Yesterday I went to my second ever posture clinic at Bikram Yoga NYC. You can read about the first one here, should you be so inclined. The first one was at their Upper East Side studio – which was more conducive do the presenting of a clinic. The room was more square while the one I attended last night was in a long narrow room at their Upper West Side location. The clinic itself was run by one of the co-founders and there were easily eight teachers in the room helping students. And yet the room continually erupted into so much conversation that it took us forever to get from one posture to the next. Both clinics were meant to cover the entire 26 postures and two breathing exercises. Neither made it through the standing series.
The clinic overlapped so much with the first one, I don’t want to be redundant. With that in mind, I am writing now about postures not covered in my last recap. If there is a posture in the standing series that you have questions about, please reference that first post. Anyway, here we go…
Awkward Pose: For the first part of this posture, I have always thought that I was supposed to stick my butt out and reach my arms as far forward as possible. But apparently this is just what most of us need to do when we are first starting out. The full expression of the pose should have you looking as though you are sitting in a chair. Thighs parallel to the floor and back perpendicular. With the guidance of one of the instructors, I almost did it! Will see if I can recreate it in class tomorrow.
Standing Head to Knee Pose: In between the postures, we were sitting on the floor – listening to the teacher. With this one, she actually had us stay on the floor and attempt the Head-to-Knee portion of the pose from there. We flexed our thigh muscles with the purpose of getting our heels off the floor. We then reached forward to grab our feet with both hands, using all ten fingers crossed down to the webbing. From there we all tried to get our elbows to the floor and our heads to our knees. The idea being that this is the more secure place to practice this part of the posture. The rest should be practiced standing. But if you can’t get your head to touch your knee when you’re on the floor – don’t be surprised if you can’t do it balancing on one leg.
Standing Bow Pulling Pose: This has always been one of my favorite postures but last night I got further into it than I have before. We started by kicking as hard as we could without bending the body forward AT ALL. Once we had reached our limit, then we started to bend forward. When our bodies were parallel to the ground, again we kicked out. Emphasis was placed on making sure one shoulder was behind the other, that the knee wasn’t sticking out to the side and that our feet were coming up over our heads. I never wanted to stop!
Balancing Stick Pose: We practiced the pose first by holding our hands on our hips instead of stretched up over our heads.
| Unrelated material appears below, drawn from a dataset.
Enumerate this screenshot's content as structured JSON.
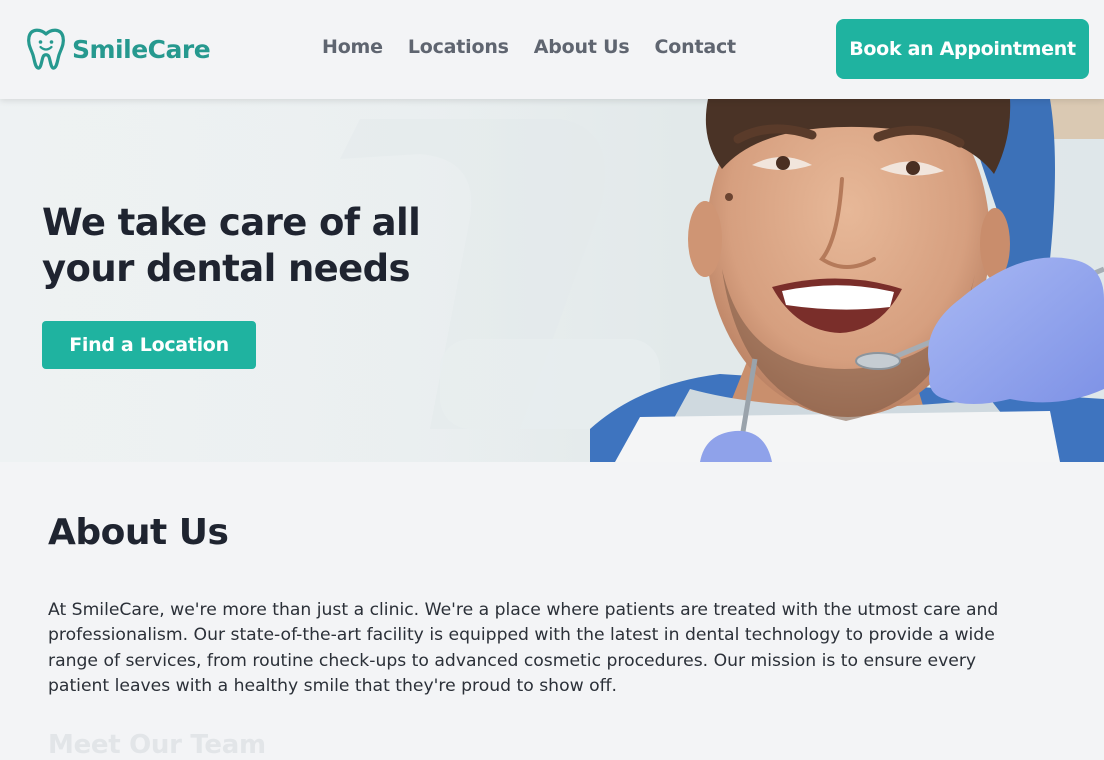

With our hands there, it was that much easier to see if our hips were in proper alignment and then make the adjustment. With that remembered positioning, my balancing stick pose was much easier to hold. It’s still hard as hell, though!
We only made it as far as Triangle Pose and then quickly blew through some floor poses. We looked at Cobra Pose – with the main takeaway being that you can use your hands a little bit to make sure you get off the floor a little and then, as you get stronger, focus on just using your back muscles.
I was hoping that we would get more when the question of Bow Pose came up, but basically we were just reminded to try and keep our knees in line with our hips. To not let them splay out too much but to also not try to keep them together the entire time as you will never get anywhere.
We looked at Half-Tortoise Pose and the duality of what it asks of the body. It’s always the same question – I can do one or the other, but I can’t both get my head on the floor and keep my bum on my heels. You have to try doing both. The suggestion was to focus on one for the first round and the other for the second and hopefully, one day, it all comes together.
I would love to take another posture clinic, but I think I will go to another studio next time. Understandably, the teachers at BYNYC give the same suggestions each time. But I need a new way to look at things. No matter, it’s always fun to spend 2.5 hours on yoga.